**Directions for this task:**
Give the number of lines below with "watermark" in them, leaving out anything else.

**Data in this exercise:**
◆ ◆ ◆ ◆ ◆
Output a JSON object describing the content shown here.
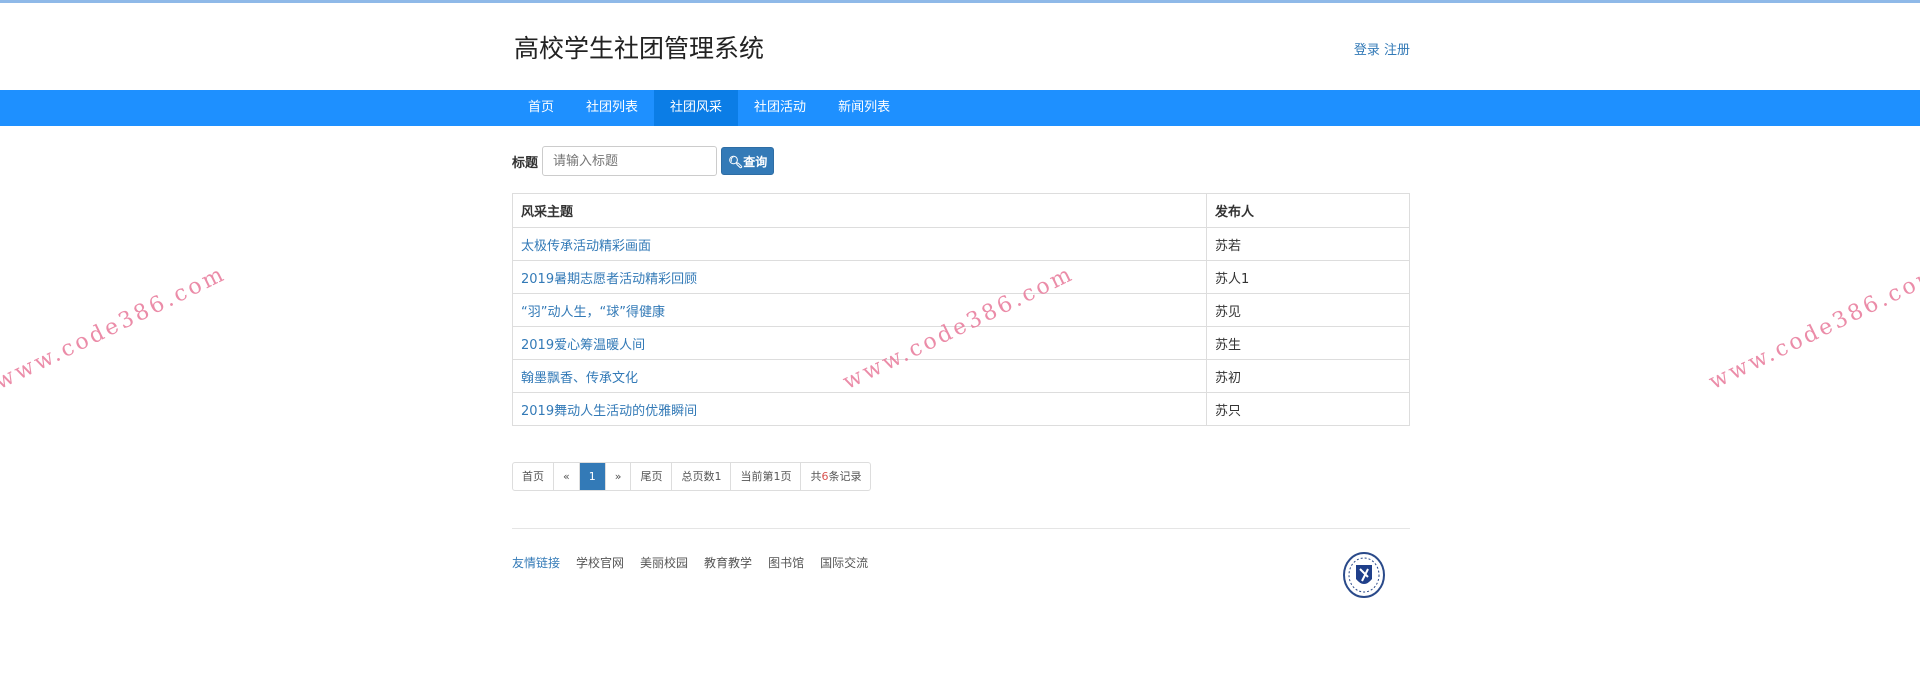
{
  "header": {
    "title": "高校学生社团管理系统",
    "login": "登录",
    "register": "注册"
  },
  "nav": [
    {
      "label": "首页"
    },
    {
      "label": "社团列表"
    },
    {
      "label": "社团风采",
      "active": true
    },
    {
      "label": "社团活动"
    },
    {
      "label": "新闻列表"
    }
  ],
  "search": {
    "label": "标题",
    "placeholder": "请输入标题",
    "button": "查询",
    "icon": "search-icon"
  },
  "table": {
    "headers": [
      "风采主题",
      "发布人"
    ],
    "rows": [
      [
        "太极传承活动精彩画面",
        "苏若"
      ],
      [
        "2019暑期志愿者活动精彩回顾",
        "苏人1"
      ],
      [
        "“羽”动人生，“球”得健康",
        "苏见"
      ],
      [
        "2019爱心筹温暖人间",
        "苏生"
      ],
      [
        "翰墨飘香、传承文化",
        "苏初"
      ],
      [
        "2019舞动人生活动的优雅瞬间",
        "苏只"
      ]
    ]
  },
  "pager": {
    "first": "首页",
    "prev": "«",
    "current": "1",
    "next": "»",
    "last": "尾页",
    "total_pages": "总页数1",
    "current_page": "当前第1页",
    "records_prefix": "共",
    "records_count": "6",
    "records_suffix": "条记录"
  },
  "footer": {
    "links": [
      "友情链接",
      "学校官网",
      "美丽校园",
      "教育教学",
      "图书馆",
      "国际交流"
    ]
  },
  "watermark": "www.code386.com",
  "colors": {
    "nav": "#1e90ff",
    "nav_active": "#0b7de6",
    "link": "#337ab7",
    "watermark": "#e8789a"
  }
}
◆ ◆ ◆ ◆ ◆
**Exercise result:**
2